TASK GOAL
Every line containing the word "true" is to be copied from the data below.
====== THE INPUT ======
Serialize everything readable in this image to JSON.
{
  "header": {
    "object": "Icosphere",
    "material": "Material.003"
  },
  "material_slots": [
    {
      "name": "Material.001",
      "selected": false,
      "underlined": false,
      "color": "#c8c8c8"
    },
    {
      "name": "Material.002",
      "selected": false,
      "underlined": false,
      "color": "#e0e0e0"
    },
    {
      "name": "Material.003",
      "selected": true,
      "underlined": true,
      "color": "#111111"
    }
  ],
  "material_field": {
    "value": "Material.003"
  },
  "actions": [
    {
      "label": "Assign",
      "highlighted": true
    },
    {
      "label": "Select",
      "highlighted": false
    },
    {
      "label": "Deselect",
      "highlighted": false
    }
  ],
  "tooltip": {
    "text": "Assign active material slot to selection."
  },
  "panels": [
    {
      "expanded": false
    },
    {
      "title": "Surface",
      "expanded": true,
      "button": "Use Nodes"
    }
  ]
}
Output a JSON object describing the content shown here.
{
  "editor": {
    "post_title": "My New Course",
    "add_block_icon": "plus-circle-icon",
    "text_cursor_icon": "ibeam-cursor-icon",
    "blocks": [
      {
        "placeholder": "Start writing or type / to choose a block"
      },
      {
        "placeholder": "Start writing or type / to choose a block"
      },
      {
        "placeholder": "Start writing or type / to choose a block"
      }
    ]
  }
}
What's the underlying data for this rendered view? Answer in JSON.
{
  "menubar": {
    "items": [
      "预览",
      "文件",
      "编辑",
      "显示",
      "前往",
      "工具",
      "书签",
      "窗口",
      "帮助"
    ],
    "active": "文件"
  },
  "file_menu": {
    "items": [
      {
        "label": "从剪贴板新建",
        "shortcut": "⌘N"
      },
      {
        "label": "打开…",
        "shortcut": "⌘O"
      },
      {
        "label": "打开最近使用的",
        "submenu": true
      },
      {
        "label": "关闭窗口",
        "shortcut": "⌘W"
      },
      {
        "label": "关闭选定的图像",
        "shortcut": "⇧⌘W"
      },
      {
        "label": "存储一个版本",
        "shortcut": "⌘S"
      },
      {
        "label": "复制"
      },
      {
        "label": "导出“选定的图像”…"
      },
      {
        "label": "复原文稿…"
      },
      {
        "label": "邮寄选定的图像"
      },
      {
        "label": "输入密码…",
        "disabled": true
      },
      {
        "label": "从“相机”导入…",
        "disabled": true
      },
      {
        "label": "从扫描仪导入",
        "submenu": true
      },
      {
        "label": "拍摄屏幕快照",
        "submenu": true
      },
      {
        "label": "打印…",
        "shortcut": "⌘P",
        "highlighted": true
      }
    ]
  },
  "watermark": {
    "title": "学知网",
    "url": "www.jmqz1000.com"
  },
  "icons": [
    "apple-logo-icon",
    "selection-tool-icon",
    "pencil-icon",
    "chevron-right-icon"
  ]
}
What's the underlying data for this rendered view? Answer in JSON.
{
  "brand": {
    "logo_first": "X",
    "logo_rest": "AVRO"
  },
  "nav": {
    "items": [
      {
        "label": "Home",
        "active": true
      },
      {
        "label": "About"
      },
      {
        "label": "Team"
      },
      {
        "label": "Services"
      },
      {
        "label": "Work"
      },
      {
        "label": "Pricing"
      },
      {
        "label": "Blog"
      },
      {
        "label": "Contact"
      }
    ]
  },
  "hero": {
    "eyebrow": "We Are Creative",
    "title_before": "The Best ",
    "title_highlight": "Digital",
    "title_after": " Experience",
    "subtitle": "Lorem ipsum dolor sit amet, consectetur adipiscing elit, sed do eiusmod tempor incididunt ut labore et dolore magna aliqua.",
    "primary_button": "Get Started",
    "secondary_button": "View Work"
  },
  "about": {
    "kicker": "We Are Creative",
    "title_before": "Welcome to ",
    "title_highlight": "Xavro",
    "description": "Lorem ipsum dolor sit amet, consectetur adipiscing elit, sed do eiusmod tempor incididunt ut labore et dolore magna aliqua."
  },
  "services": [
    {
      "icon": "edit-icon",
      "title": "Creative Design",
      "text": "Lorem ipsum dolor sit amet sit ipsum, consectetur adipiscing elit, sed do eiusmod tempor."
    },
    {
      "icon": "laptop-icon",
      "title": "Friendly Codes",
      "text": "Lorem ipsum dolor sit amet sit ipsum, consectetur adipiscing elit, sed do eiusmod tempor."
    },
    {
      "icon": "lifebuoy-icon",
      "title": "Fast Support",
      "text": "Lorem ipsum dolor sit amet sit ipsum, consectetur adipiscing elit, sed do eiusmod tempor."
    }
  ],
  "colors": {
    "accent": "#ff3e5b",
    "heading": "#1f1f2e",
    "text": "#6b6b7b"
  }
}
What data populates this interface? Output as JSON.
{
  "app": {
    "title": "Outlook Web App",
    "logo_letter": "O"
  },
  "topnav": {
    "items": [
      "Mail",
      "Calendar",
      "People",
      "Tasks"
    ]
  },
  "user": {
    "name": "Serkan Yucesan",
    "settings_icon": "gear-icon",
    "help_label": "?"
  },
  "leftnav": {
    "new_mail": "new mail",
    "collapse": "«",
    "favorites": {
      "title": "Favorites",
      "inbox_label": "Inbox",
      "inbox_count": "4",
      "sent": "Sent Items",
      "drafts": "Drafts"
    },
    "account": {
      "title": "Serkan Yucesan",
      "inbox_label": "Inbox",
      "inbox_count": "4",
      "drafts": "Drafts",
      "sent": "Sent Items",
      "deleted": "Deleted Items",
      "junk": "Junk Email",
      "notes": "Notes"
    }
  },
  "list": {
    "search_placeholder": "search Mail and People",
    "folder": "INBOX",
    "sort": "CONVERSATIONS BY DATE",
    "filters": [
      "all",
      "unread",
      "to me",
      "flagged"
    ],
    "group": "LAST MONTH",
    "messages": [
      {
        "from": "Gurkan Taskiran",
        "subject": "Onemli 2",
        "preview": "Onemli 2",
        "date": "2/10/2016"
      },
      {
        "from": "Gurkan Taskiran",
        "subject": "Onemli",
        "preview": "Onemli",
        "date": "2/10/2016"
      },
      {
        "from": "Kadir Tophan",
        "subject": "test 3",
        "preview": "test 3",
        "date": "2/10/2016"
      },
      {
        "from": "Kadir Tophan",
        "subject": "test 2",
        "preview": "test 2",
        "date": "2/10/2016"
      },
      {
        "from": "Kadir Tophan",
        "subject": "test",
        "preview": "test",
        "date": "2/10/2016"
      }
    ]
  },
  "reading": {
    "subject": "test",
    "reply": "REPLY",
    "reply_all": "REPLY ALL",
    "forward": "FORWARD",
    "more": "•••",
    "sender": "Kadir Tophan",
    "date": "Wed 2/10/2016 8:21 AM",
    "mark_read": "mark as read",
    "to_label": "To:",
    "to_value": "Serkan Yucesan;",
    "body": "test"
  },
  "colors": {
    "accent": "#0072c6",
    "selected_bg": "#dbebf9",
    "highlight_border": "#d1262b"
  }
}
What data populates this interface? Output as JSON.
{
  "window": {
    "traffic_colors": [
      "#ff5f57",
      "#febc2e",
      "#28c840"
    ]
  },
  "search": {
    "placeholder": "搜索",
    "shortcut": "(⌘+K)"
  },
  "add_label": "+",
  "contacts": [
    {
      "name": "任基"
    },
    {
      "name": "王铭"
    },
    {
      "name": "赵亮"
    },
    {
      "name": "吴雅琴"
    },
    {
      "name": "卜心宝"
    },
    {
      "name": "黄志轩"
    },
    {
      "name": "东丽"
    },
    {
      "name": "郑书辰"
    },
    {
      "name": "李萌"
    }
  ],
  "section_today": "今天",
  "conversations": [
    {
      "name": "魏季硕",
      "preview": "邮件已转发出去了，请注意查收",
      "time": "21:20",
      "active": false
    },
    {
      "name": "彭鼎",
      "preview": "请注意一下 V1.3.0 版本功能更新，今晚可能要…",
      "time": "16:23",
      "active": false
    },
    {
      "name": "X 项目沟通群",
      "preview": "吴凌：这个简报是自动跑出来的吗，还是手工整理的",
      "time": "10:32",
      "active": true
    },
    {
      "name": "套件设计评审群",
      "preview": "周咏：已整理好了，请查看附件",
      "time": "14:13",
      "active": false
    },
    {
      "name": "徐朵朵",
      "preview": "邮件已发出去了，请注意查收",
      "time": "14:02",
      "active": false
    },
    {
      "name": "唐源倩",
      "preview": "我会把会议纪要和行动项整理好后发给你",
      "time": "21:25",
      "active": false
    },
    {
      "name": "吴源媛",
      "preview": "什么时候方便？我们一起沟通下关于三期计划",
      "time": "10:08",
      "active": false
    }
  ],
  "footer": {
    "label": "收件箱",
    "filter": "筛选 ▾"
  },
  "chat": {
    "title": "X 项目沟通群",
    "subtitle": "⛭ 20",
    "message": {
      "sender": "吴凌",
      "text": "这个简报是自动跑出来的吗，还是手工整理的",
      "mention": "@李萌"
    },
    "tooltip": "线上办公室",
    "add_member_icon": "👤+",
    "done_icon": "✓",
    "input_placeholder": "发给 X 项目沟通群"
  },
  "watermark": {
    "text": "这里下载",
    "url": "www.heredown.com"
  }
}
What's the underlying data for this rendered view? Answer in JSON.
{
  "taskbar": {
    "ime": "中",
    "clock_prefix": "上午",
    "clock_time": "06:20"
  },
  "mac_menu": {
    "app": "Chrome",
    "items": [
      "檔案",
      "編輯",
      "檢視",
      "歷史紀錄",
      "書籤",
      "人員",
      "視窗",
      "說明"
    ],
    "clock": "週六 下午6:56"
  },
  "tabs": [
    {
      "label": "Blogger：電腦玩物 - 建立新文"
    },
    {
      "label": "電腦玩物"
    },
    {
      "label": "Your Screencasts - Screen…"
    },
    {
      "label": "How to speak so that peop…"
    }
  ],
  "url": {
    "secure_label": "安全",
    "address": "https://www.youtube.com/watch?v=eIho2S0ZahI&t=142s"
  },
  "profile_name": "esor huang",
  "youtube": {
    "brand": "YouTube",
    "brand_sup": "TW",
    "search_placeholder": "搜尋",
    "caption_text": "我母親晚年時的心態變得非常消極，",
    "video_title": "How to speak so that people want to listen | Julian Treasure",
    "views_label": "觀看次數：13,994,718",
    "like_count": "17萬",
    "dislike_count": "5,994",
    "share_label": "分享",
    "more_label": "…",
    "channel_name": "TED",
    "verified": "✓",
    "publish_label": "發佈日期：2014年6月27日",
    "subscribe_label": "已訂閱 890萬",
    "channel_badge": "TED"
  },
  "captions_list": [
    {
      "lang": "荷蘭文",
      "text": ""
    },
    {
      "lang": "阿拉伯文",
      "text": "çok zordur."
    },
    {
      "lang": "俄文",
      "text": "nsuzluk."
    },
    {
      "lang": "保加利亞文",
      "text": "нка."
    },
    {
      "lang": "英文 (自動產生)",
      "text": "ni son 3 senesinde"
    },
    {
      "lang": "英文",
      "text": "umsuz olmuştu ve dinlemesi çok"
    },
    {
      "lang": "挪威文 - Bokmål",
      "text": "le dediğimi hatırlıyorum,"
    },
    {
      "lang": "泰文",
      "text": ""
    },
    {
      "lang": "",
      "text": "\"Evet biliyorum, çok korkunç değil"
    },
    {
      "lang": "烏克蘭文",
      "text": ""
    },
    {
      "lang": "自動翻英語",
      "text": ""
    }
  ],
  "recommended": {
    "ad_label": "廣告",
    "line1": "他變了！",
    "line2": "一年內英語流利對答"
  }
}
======
EXERCISE RESPONSE
      "selected": true,
      "underlined": true,
      "highlighted": true
      "expanded": true,
        "submenu": true
        "disabled": true
        "disabled": true
        "submenu": true
        "submenu": true
        "highlighted": true
        "active": true
      "active": true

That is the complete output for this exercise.